For example, many people still start and end their meetings on the hour. This ensures that the people in the meeting have to wait for everyone who had a previous meeting that ended on the hour to arrive. And if that meeting slopped over its end time by a few minutes, the delay is even more. If you start your meetings five minutes after the hour and end them five minutes before the hour, it gives people time to get from one conference room to another, and maybe even stop for a coffee or a bathroom break.
And about meetings that go over their scheduled time: When you do that, you are taking time that does not belong to you. It may be convenient for you to extend the meeting on-the-fly, but if the attendees have subsequent meetings that you are making them late for, you are wasting the time of the people in those meetings, which is terribly rude. On top of that, Agile development is all about delivering on time. If we can't even bring a meeting in on time, how can we hope to deliver software on time?
Another example: Many Scrum teams use what Mike Cohn calls commitment-driven iteration planning. (Agile Estimating and Planning, p158). The team first figures out the number of hours available in the sprint, based on the percentage of their time they expect to be able to spend on stories and any days off that team members have. Then they take stories one at a time, break them into tasks, estimate how long each task will take, and subtract the time from the available hours. They continue to do this until they run out of hours. At that point, their sprint is loaded.
I have been in sprint planning meetings where figuring out the days off can take 15 to 20 minutes. The team goes around the table, with each team member saying something like "OK, I was going to take a few days off, maybe this sprint, or maybe in July. Or maybe I could take them in April." Eventually, after a two- or three-minute monologue, the team member figures out how may days he or she is going to be out during the sprint. Then they move on to the next person.
It doesn't have to be this way. They all know that they are going to be asked about days off in the sprint; this happens every planning meeting. Couldn't they figure this out in advance, rather than making everyone sit around twiddling their thumbs while they muse about when it would be good to take vacation? In some cases, there are coverage issues.
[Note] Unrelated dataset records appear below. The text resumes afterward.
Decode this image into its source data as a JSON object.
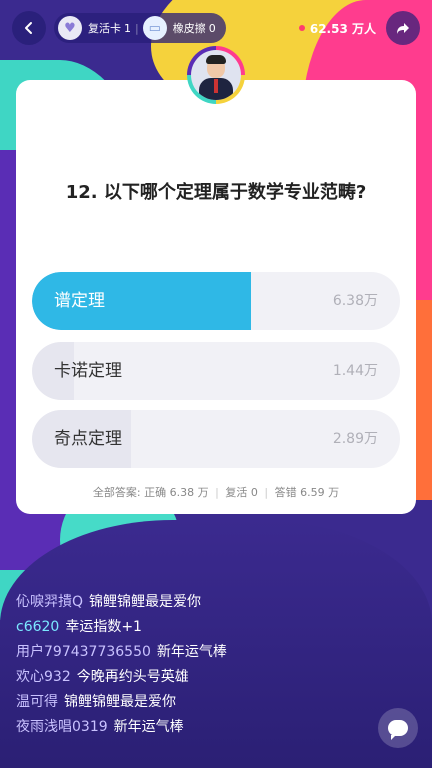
{
  "topbar": {
    "revive_card_label": "复活卡",
    "revive_card_count": "1",
    "eraser_label": "橡皮擦",
    "eraser_count": "0",
    "viewers": "62.53 万人"
  },
  "question": {
    "number": "12.",
    "text": "以下哪个定理属于数学专业范畴?"
  },
  "options": [
    {
      "label": "谱定理",
      "count": "6.38万",
      "correct": true,
      "share": 0.595
    },
    {
      "label": "卡诺定理",
      "count": "1.44万",
      "correct": false,
      "share": 0.114
    },
    {
      "label": "奇点定理",
      "count": "2.89万",
      "correct": false,
      "share": 0.269
    }
  ],
  "summary": {
    "prefix": "全部答案:",
    "correct": "正确 6.38 万",
    "revive": "复活 0",
    "wrong": "答错 6.59 万"
  },
  "chat": [
    {
      "user": "伈唳羿撌Q",
      "message": "锦鲤锦鲤最是爱你"
    },
    {
      "user": "c6620",
      "message": "幸运指数+1"
    },
    {
      "user": "用户797437736550",
      "message": "新年运气棒"
    },
    {
      "user": "欢心932",
      "message": "今晚再约头号英雄"
    },
    {
      "user": "温可得",
      "message": "锦鲤锦鲤最是爱你"
    },
    {
      "user": "夜雨浅唱0319",
      "message": "新年运气棒"
    }
  ],
  "icons": {
    "back": "back-arrow-icon",
    "revive": "heart-icon",
    "eraser": "eraser-icon",
    "share": "share-icon",
    "chat": "chat-bubble-icon"
  },
  "colors": {
    "correct_fill": "#2fb8e6",
    "option_bg": "#f1f1f6",
    "background": "#3b2a8f"
  }
}
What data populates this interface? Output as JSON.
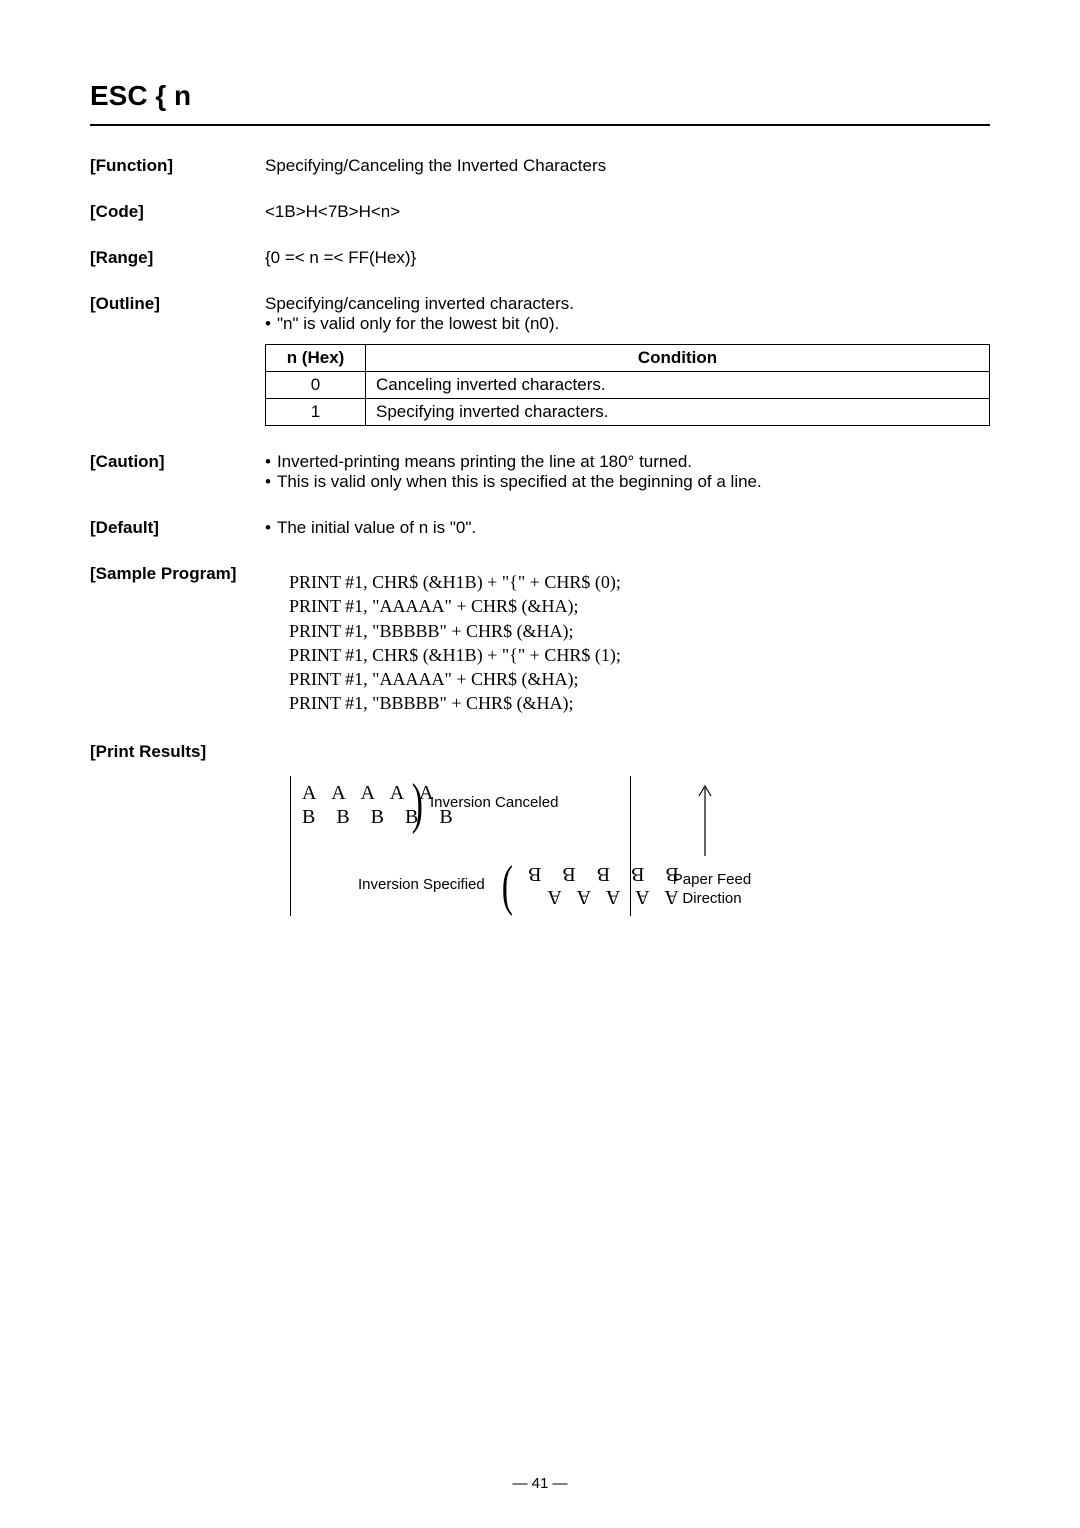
{
  "title": "ESC { n",
  "function": {
    "label": "[Function]",
    "text": "Specifying/Canceling the Inverted Characters"
  },
  "code": {
    "label": "[Code]",
    "text": "<1B>H<7B>H<n>"
  },
  "range": {
    "label": "[Range]",
    "text": "{0 =< n =< FF(Hex)}"
  },
  "outline": {
    "label": "[Outline]",
    "line1": "Specifying/canceling inverted characters.",
    "bullet": "•",
    "line2": "\"n\" is valid only for the lowest bit (n0).",
    "table": {
      "header_n": "n (Hex)",
      "header_cond": "Condition",
      "rows": [
        {
          "n": "0",
          "cond": "Canceling inverted characters."
        },
        {
          "n": "1",
          "cond": "Specifying inverted characters."
        }
      ]
    }
  },
  "caution": {
    "label": "[Caution]",
    "bullet": "•",
    "line1": "Inverted-printing means printing the line at 180° turned.",
    "line2": "This is valid only when this is specified at the beginning of a line."
  },
  "default": {
    "label": "[Default]",
    "bullet": "•",
    "text": "The initial value of n is \"0\"."
  },
  "sample": {
    "label": "[Sample Program]",
    "lines": [
      "PRINT #1, CHR$ (&H1B) + \"{\" + CHR$ (0);",
      "PRINT #1, \"AAAAA\" + CHR$ (&HA);",
      "PRINT #1, \"BBBBB\" + CHR$ (&HA);",
      "PRINT #1, CHR$ (&H1B) + \"{\" + CHR$ (1);",
      "PRINT #1, \"AAAAA\" + CHR$ (&HA);",
      "PRINT #1, \"BBBBB\" + CHR$ (&HA);"
    ]
  },
  "print_results": {
    "label": "[Print Results]",
    "normal_a": "A A A A A",
    "normal_b": "B B B B B",
    "label_canceled": "Inversion Canceled",
    "label_specified": "Inversion Specified",
    "inv_b": "B B B B B",
    "inv_a": "A A A A A",
    "paper_feed": "Paper Feed Direction"
  },
  "page_number": "— 41 —"
}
This can be handled by announcing in the daily standup that you would like to take some time off in the next sprint, and if there is a problem, working it out before the planning meeting.
And in spite of all that has been written in the literature about not keeping a room full of people waiting while a poor typist updates a story in the sprint-tracking tool, we are still doing it regularly. Write it down and do it later!
I have seen lots of stories in the Agile tracking tool that refer to issues in the problem tracking system, or to documents in documentation repositories. It is frequently possible to get a URL for these issues or documents, and this should be put in the story, rather than just saying "Issue 12345" or "the code spec is in the repository under this project". If you make people search for information that you must of had a link to at the time you were looking at it, you waste the time of everyone who has to look at your story.
Wasting people's time in meetings isn't just rude; it severely impacts the flow of the meeting. While you are searching through the document repository to try to find the referenced code specification, the rest of the team starts checking their phone for messages, or talking about last night's ballgame, or they decide this would be a good time to get a coffee or take a bathroom break. It may take you five or ten minutes to get the meeting back on track.
It is easy to gripe about meetings, but it is not much harder to make them a lot less wasteful, which will go a long way towards making them less irritating.
Page 3 of 5